Dataset entries Block Start

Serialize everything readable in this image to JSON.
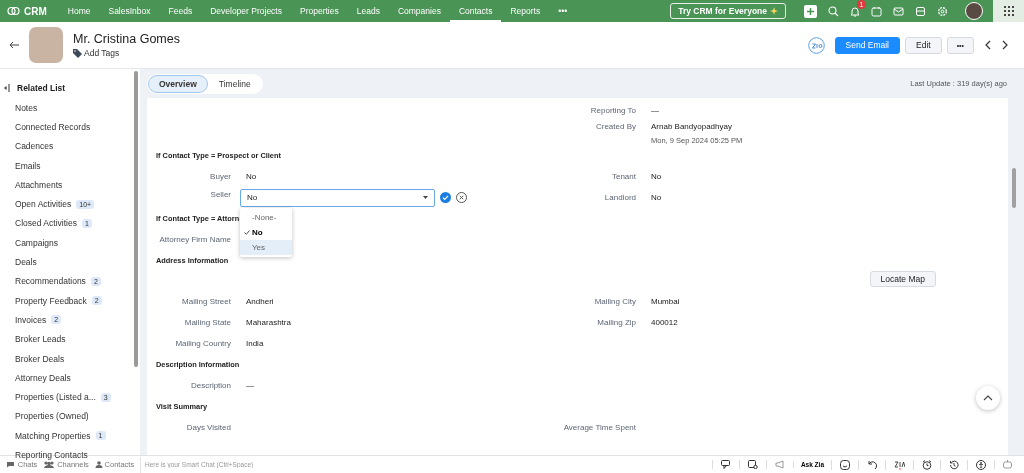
{
  "top_nav": {
    "logo": "CRM",
    "items": [
      {
        "label": "Home",
        "selected": false
      },
      {
        "label": "SalesInbox",
        "selected": false
      },
      {
        "label": "Feeds",
        "selected": false
      },
      {
        "label": "Developer Projects",
        "selected": false
      },
      {
        "label": "Properties",
        "selected": false
      },
      {
        "label": "Leads",
        "selected": false
      },
      {
        "label": "Companies",
        "selected": false
      },
      {
        "label": "Contacts",
        "selected": true
      },
      {
        "label": "Reports",
        "selected": false
      }
    ],
    "more": "•••",
    "try_button": "Try CRM for Everyone",
    "notification_count": "1"
  },
  "record": {
    "name": "Mr. Cristina Gomes",
    "add_tags": "Add Tags",
    "send_email": "Send Email",
    "edit": "Edit",
    "more": "•••"
  },
  "sidebar": {
    "title": "Related List",
    "items": [
      {
        "label": "Notes"
      },
      {
        "label": "Connected Records"
      },
      {
        "label": "Cadences"
      },
      {
        "label": "Emails"
      },
      {
        "label": "Attachments"
      },
      {
        "label": "Open Activities",
        "count": "10+"
      },
      {
        "label": "Closed Activities",
        "count": "1"
      },
      {
        "label": "Campaigns"
      },
      {
        "label": "Deals"
      },
      {
        "label": "Recommendations",
        "count": "2"
      },
      {
        "label": "Property Feedback",
        "count": "2"
      },
      {
        "label": "Invoices",
        "count": "2"
      },
      {
        "label": "Broker Leads"
      },
      {
        "label": "Broker Deals"
      },
      {
        "label": "Attorney Deals"
      },
      {
        "label": "Properties (Listed a...",
        "count": "3"
      },
      {
        "label": "Properties (Owned)"
      },
      {
        "label": "Matching Properties",
        "count": "1"
      },
      {
        "label": "Reporting Contacts"
      }
    ]
  },
  "tabs": [
    {
      "label": "Overview",
      "selected": true
    },
    {
      "label": "Timeline",
      "selected": false
    }
  ],
  "last_update": "Last Update : 319 day(s) ago",
  "details": [
    {
      "kind": "rows",
      "rows": [
        {
          "right": {
            "label": "Reporting To",
            "value": "—"
          }
        },
        {
          "right": {
            "label": "Created By",
            "value": "Arnab Bandyopadhyay",
            "subvalue": "Mon, 9 Sep 2024 05:25 PM"
          }
        }
      ]
    },
    {
      "kind": "heading",
      "text": "If Contact Type = Prospect or Client"
    },
    {
      "kind": "rows",
      "rows": [
        {
          "left": {
            "label": "Buyer",
            "value": "No"
          },
          "right": {
            "label": "Tenant",
            "value": "No"
          }
        },
        {
          "left": {
            "label": "Seller",
            "value": "No",
            "editing": true,
            "options": [
              {
                "label": "-None-",
                "selected": false,
                "highlighted": false
              },
              {
                "label": "No",
                "selected": true,
                "highlighted": false
              },
              {
                "label": "Yes",
                "selected": false,
                "highlighted": true
              }
            ]
          },
          "right": {
            "label": "Landlord",
            "value": "No"
          }
        }
      ]
    },
    {
      "kind": "heading",
      "text": "If Contact Type = Attorn"
    },
    {
      "kind": "rows",
      "rows": [
        {
          "left": {
            "label": "Attorney Firm Name"
          }
        }
      ]
    },
    {
      "kind": "heading",
      "text": "Address Information",
      "button": "Locate Map"
    },
    {
      "kind": "rows",
      "rows": [
        {
          "left": {
            "label": "Mailing Street",
            "value": "Andheri"
          },
          "right": {
            "label": "Mailing City",
            "value": "Mumbai"
          }
        },
        {
          "left": {
            "label": "Mailing State",
            "value": "Maharashtra"
          },
          "right": {
            "label": "Mailing Zip",
            "value": "400012"
          }
        },
        {
          "left": {
            "label": "Mailing Country",
            "value": "India"
          }
        }
      ]
    },
    {
      "kind": "heading",
      "text": "Description Information"
    },
    {
      "kind": "rows",
      "rows": [
        {
          "left": {
            "label": "Description",
            "value": "—"
          }
        }
      ]
    },
    {
      "kind": "heading",
      "text": "Visit Summary"
    },
    {
      "kind": "rows",
      "rows": [
        {
          "left": {
            "label": "Days Visited"
          },
          "right": {
            "label": "Average Time Spent"
          }
        }
      ]
    }
  ],
  "bottom_bar": {
    "apps": [
      {
        "label": "Chats"
      },
      {
        "label": "Channels"
      },
      {
        "label": "Contacts"
      }
    ],
    "chat_placeholder": "Here is your Smart Chat (Ctrl+Space)",
    "ask_zia": "Ask Zia"
  }
}
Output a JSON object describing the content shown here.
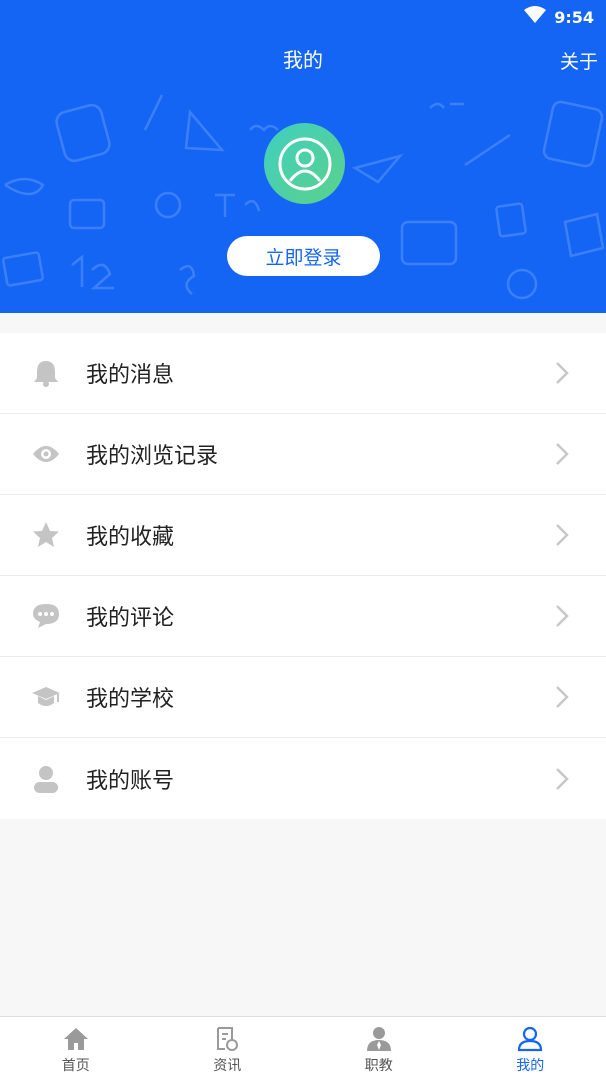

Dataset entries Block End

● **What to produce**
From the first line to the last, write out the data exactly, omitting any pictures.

● **Exercise output**
Serialize everything readable in this image to JSON.
{
  "top_nav": {
    "logo": "CRM",
    "items": [
      {
        "label": "Home",
        "selected": false
      },
      {
        "label": "SalesInbox",
        "selected": false
      },
      {
        "label": "Feeds",
        "selected": false
      },
      {
        "label": "Developer Projects",
        "selected": false
      },
      {
        "label": "Properties",
        "selected": false
      },
      {
        "label": "Leads",
        "selected": false
      },
      {
        "label": "Companies",
        "selected": false
      },
      {
        "label": "Contacts",
        "selected": true
      },
      {
        "label": "Reports",
        "selected": false
      }
    ],
    "more": "•••",
    "try_button": "Try CRM for Everyone",
    "notification_count": "1"
  },
  "record": {
    "name": "Mr. Cristina Gomes",
    "add_tags": "Add Tags",
    "send_email": "Send Email",
    "edit": "Edit",
    "more": "•••"
  },
  "sidebar": {
    "title": "Related List",
    "items": [
      {
        "label": "Notes"
      },
      {
        "label": "Connected Records"
      },
      {
        "label": "Cadences"
      },
      {
        "label": "Emails"
      },
      {
        "label": "Attachments"
      },
      {
        "label": "Open Activities",
        "count": "10+"
      },
      {
        "label": "Closed Activities",
        "count": "1"
      },
      {
        "label": "Campaigns"
      },
      {
        "label": "Deals"
      },
      {
        "label": "Recommendations",
        "count": "2"
      },
      {
        "label": "Property Feedback",
        "count": "2"
      },
      {
        "label": "Invoices",
        "count": "2"
      },
      {
        "label": "Broker Leads"
      },
      {
        "label": "Broker Deals"
      },
      {
        "label": "Attorney Deals"
      },
      {
        "label": "Properties (Listed a...",
        "count": "3"
      },
      {
        "label": "Properties (Owned)"
      },
      {
        "label": "Matching Properties",
        "count": "1"
      },
      {
        "label": "Reporting Contacts"
      }
    ]
  },
  "tabs": [
    {
      "label": "Overview",
      "selected": true
    },
    {
      "label": "Timeline",
      "selected": false
    }
  ],
  "last_update": "Last Update : 319 day(s) ago",
  "details": [
    {
      "kind": "rows",
      "rows": [
        {
          "right": {
            "label": "Reporting To",
            "value": "—"
          }
        },
        {
          "right": {
            "label": "Created By",
            "value": "Arnab Bandyopadhyay",
            "subvalue": "Mon, 9 Sep 2024 05:25 PM"
          }
        }
      ]
    },
    {
      "kind": "heading",
      "text": "If Contact Type = Prospect or Client"
    },
    {
      "kind": "rows",
      "rows": [
        {
          "left": {
            "label": "Buyer",
            "value": "No"
          },
          "right": {
            "label": "Tenant",
            "value": "No"
          }
        },
        {
          "left": {
            "label": "Seller",
            "value": "No",
            "editing": true,
            "options": [
              {
                "label": "-None-",
                "selected": false,
                "highlighted": false
              },
              {
                "label": "No",
                "selected": true,
                "highlighted": false
              },
              {
                "label": "Yes",
                "selected": false,
                "highlighted": true
              }
            ]
          },
          "right": {
            "label": "Landlord",
            "value": "No"
          }
        }
      ]
    },
    {
      "kind": "heading",
      "text": "If Contact Type = Attorn"
    },
    {
      "kind": "rows",
      "rows": [
        {
          "left": {
            "label": "Attorney Firm Name"
          }
        }
      ]
    },
    {
      "kind": "heading",
      "text": "Address Information",
      "button": "Locate Map"
    },
    {
      "kind": "rows",
      "rows": [
        {
          "left": {
            "label": "Mailing Street",
            "value": "Andheri"
          },
          "right": {
            "label": "Mailing City",
            "value": "Mumbai"
          }
        },
        {
          "left": {
            "label": "Mailing State",
            "value": "Maharashtra"
          },
          "right": {
            "label": "Mailing Zip",
            "value": "400012"
          }
        },
        {
          "left": {
            "label": "Mailing Country",
            "value": "India"
          }
        }
      ]
    },
    {
      "kind": "heading",
      "text": "Description Information"
    },
    {
      "kind": "rows",
      "rows": [
        {
          "left": {
            "label": "Description",
            "value": "—"
          }
        }
      ]
    },
    {
      "kind": "heading",
      "text": "Visit Summary"
    },
    {
      "kind": "rows",
      "rows": [
        {
          "left": {
            "label": "Days Visited"
          },
          "right": {
            "label": "Average Time Spent"
          }
        }
      ]
    }
  ],
  "bottom_bar": {
    "apps": [
      {
        "label": "Chats"
      },
      {
        "label": "Channels"
      },
      {
        "label": "Contacts"
      }
    ],
    "chat_placeholder": "Here is your Smart Chat (Ctrl+Space)",
    "ask_zia": "Ask Zia"
  }
}
Output a JSON object describing the content shown here.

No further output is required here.